### About this exercise
The answer should be each line of the records that contains the word "Shift"; please copy them all.

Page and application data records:
- - -
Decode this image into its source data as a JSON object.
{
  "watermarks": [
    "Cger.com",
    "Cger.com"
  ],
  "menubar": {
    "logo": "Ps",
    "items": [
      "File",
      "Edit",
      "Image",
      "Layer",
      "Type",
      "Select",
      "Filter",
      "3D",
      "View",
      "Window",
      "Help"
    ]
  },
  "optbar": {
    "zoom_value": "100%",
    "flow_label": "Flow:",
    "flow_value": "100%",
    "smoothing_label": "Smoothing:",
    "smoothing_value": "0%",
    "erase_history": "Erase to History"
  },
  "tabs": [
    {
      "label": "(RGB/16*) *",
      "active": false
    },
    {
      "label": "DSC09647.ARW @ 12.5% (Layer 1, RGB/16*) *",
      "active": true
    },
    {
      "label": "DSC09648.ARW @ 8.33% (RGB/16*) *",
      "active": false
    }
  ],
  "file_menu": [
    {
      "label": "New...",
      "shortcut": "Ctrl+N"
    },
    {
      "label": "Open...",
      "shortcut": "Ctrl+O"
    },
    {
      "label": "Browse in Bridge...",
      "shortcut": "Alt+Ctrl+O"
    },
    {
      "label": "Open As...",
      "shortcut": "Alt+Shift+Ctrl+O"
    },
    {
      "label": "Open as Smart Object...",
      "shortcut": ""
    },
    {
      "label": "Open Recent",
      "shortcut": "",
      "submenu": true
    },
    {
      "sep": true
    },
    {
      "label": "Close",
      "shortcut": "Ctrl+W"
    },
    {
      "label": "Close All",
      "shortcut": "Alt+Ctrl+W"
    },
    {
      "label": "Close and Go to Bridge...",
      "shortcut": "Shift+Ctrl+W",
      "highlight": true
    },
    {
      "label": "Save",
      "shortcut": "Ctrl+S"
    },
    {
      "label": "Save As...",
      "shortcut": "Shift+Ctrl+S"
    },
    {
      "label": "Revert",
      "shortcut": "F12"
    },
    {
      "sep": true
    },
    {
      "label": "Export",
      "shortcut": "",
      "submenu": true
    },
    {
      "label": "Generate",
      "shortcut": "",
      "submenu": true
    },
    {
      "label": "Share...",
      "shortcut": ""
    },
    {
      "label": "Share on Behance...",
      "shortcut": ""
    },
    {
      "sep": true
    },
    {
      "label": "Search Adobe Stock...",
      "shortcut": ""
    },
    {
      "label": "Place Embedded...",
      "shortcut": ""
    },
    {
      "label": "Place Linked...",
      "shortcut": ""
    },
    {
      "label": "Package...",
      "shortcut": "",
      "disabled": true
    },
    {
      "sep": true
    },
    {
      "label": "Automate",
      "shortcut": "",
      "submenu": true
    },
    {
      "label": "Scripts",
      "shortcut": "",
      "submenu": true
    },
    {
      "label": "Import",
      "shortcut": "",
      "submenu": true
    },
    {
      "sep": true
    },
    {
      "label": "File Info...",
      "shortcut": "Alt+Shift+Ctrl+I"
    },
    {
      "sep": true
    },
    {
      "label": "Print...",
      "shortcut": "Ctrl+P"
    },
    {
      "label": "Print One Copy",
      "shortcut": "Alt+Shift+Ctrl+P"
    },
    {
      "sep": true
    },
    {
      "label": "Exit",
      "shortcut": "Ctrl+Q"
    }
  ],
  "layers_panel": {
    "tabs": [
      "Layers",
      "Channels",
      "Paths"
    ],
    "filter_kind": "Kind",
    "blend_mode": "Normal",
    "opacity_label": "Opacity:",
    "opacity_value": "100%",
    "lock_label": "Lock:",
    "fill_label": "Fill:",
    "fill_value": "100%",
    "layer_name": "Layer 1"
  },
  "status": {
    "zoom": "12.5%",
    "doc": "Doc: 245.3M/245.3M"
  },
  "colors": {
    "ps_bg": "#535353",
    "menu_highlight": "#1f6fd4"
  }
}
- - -
### Response below
      "shortcut": "Alt+Shift+Ctrl+O"
      "shortcut": "Shift+Ctrl+W",
      "shortcut": "Shift+Ctrl+S"
      "shortcut": "Alt+Shift+Ctrl+I"
      "shortcut": "Alt+Shift+Ctrl+P"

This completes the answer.